Exercise requirements
Spot each line in the records below where the word "lalu" occurs, then copy it.

Task data
__________________________________________________
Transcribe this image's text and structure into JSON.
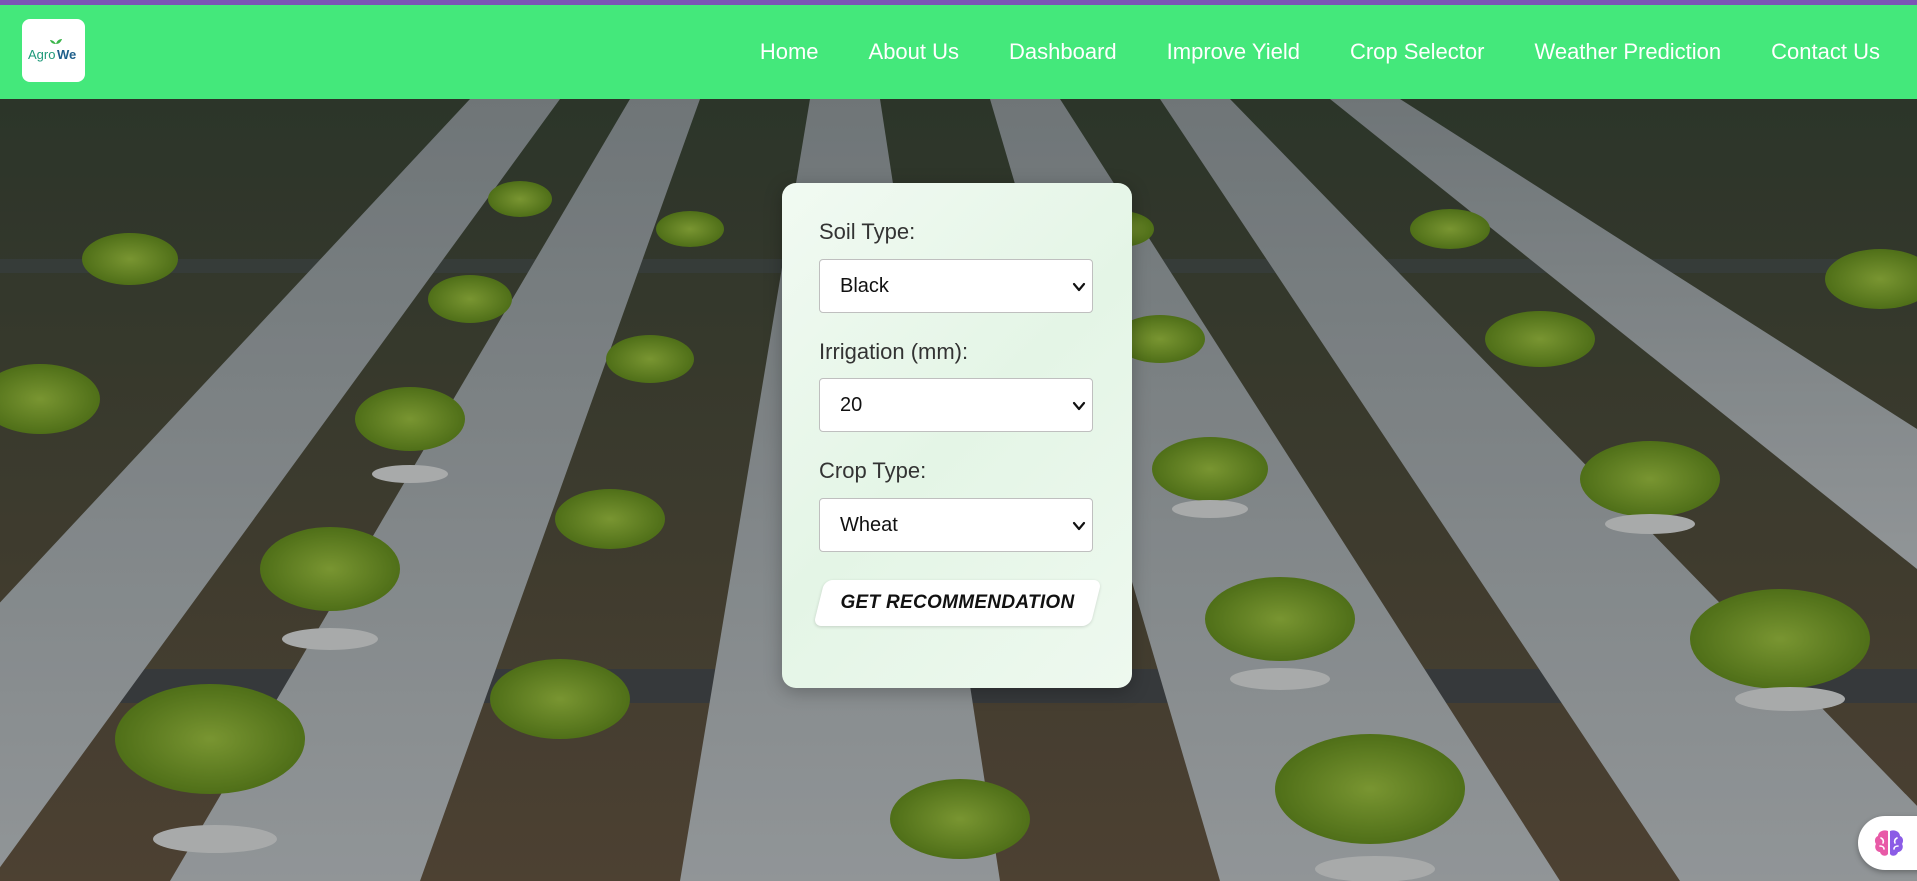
{
  "brand": {
    "logo_text": "AgroWe",
    "colors": {
      "navbar": "#44e87b",
      "top_stripe": "#7b54b5",
      "logo_agro": "#1f9a7a",
      "logo_we": "#1f5f8b"
    }
  },
  "nav": {
    "items": [
      {
        "label": "Home"
      },
      {
        "label": "About Us"
      },
      {
        "label": "Dashboard"
      },
      {
        "label": "Improve Yield"
      },
      {
        "label": "Crop Selector"
      },
      {
        "label": "Weather Prediction"
      },
      {
        "label": "Contact Us"
      }
    ]
  },
  "form": {
    "soil": {
      "label": "Soil Type:",
      "value": "Black"
    },
    "irrigation": {
      "label": "Irrigation (mm):",
      "value": "20"
    },
    "crop": {
      "label": "Crop Type:",
      "value": "Wheat"
    },
    "submit_label": "GET RECOMMENDATION"
  },
  "icons": {
    "select_arrow": "chevron-down-icon",
    "assistant": "brain-icon"
  }
}
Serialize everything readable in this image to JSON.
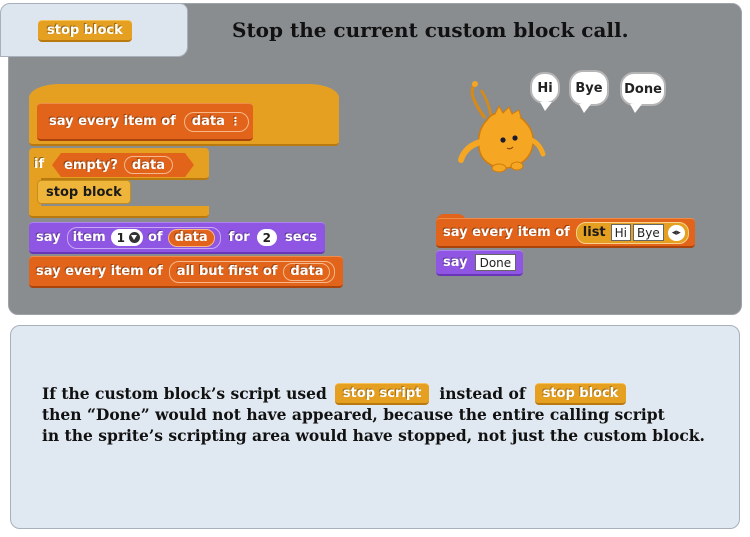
{
  "header": {
    "tab_block_label": "stop block",
    "title": "Stop the current custom block call."
  },
  "definition_script": {
    "hat": {
      "label": "say every item of",
      "param": "data",
      "param_marker": "⋮"
    },
    "if_block": {
      "if_label": "if",
      "predicate": "empty?",
      "predicate_arg": "data"
    },
    "stop_block_label": "stop block",
    "say_block": {
      "say_label": "say",
      "item_label": "item",
      "item_index": "1",
      "of_label": "of",
      "list_arg": "data",
      "for_label": "for",
      "secs_value": "2",
      "secs_label": "secs"
    },
    "recursive_call": {
      "label": "say every item of",
      "reporter": "all but first of",
      "reporter_arg": "data"
    }
  },
  "sprite_script": {
    "call_block": {
      "label": "say every item of",
      "list_label": "list",
      "items": [
        "Hi",
        "Bye"
      ],
      "arrows": "◂▸"
    },
    "say_block": {
      "say_label": "say",
      "value": "Done"
    }
  },
  "stage": {
    "bubbles": [
      "Hi",
      "Bye",
      "Done"
    ]
  },
  "explanation": {
    "line1_pre": "If the custom block’s script used",
    "line1_block_a": "stop script",
    "line1_mid": "instead of",
    "line1_block_b": "stop block",
    "line2": "then “Done” would not have appeared, because the entire calling script",
    "line3": "in the sprite’s scripting area would have stopped, not just the custom block."
  },
  "colors": {
    "panel_gray": "#8a8d90",
    "panel_blue": "#e0e8f1",
    "block_orange": "#e2631a",
    "block_purple": "#8f56e3",
    "block_gold": "#e6a021",
    "sprite_orange": "#f5a623"
  }
}
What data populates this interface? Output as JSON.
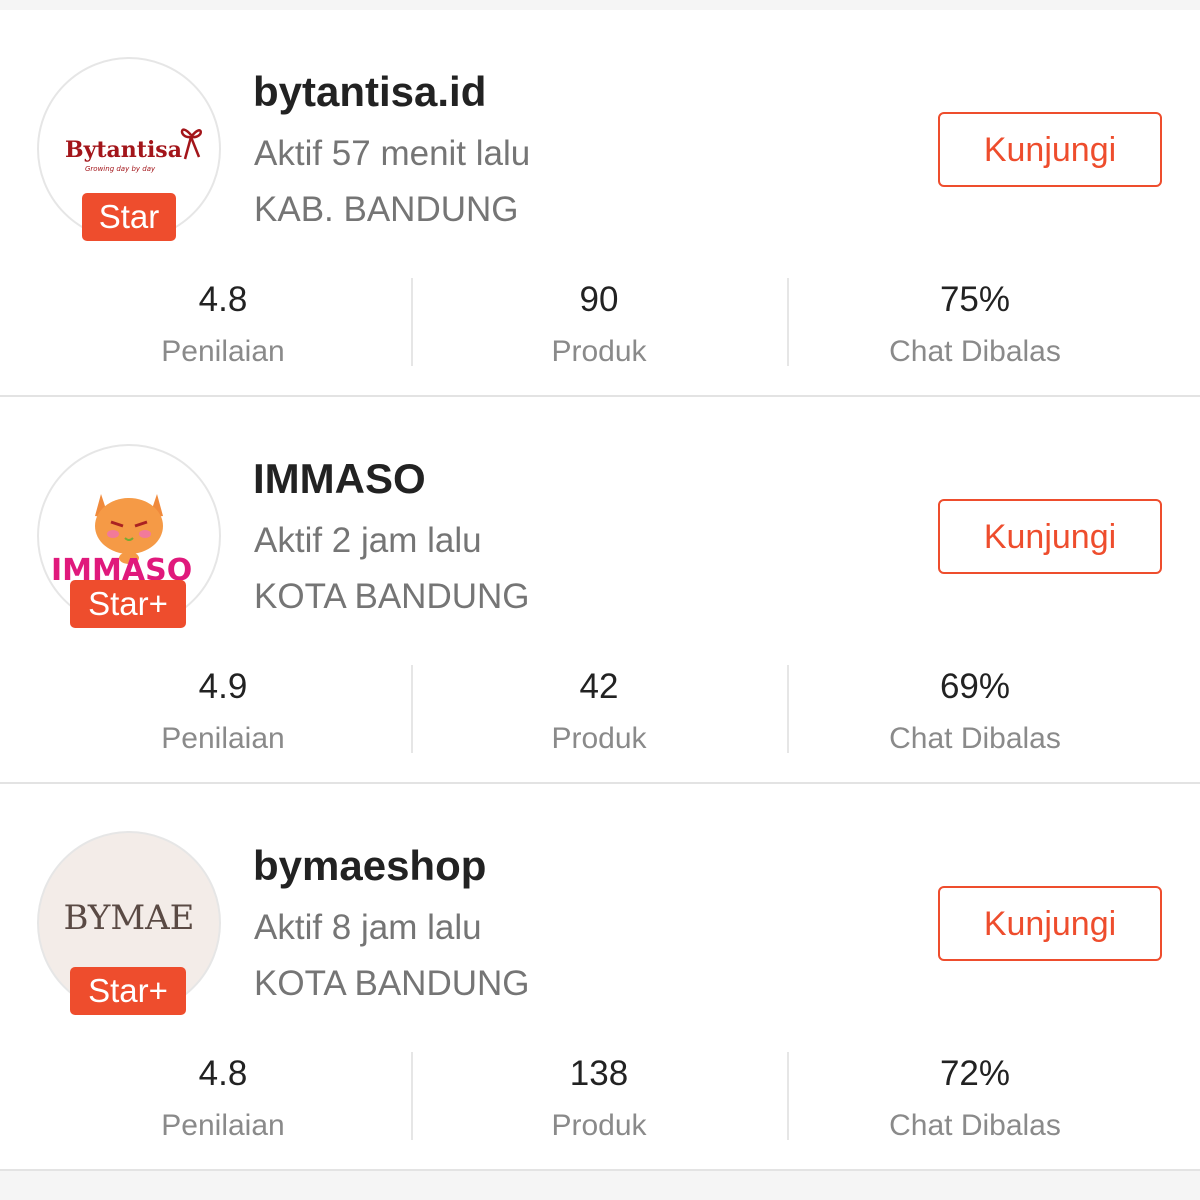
{
  "shops": [
    {
      "name": "bytantisa.id",
      "active": "Aktif 57 menit lalu",
      "location": "KAB. BANDUNG",
      "badge": "Star",
      "logo_text": "Bytantisa",
      "logo_tagline": "Growing day by day",
      "visit_label": "Kunjungi",
      "stats": [
        {
          "value": "4.8",
          "label": "Penilaian"
        },
        {
          "value": "90",
          "label": "Produk"
        },
        {
          "value": "75%",
          "label": "Chat Dibalas"
        }
      ]
    },
    {
      "name": "IMMASO",
      "active": "Aktif 2 jam lalu",
      "location": "KOTA BANDUNG",
      "badge": "Star+",
      "logo_text": "IMMASO",
      "visit_label": "Kunjungi",
      "stats": [
        {
          "value": "4.9",
          "label": "Penilaian"
        },
        {
          "value": "42",
          "label": "Produk"
        },
        {
          "value": "69%",
          "label": "Chat Dibalas"
        }
      ]
    },
    {
      "name": "bymaeshop",
      "active": "Aktif 8 jam lalu",
      "location": "KOTA BANDUNG",
      "badge": "Star+",
      "logo_text": "BYMAE",
      "visit_label": "Kunjungi",
      "stats": [
        {
          "value": "4.8",
          "label": "Penilaian"
        },
        {
          "value": "138",
          "label": "Produk"
        },
        {
          "value": "72%",
          "label": "Chat Dibalas"
        }
      ]
    }
  ],
  "colors": {
    "accent": "#ee4d2d",
    "text_primary": "#222222",
    "text_secondary": "#757575"
  },
  "icons": [
    "cat-icon",
    "ribbon-icon"
  ]
}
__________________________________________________
Written answer
      "active": "Aktif 57 menit lalu",
      "active": "Aktif 2 jam lalu",
      "active": "Aktif 8 jam lalu",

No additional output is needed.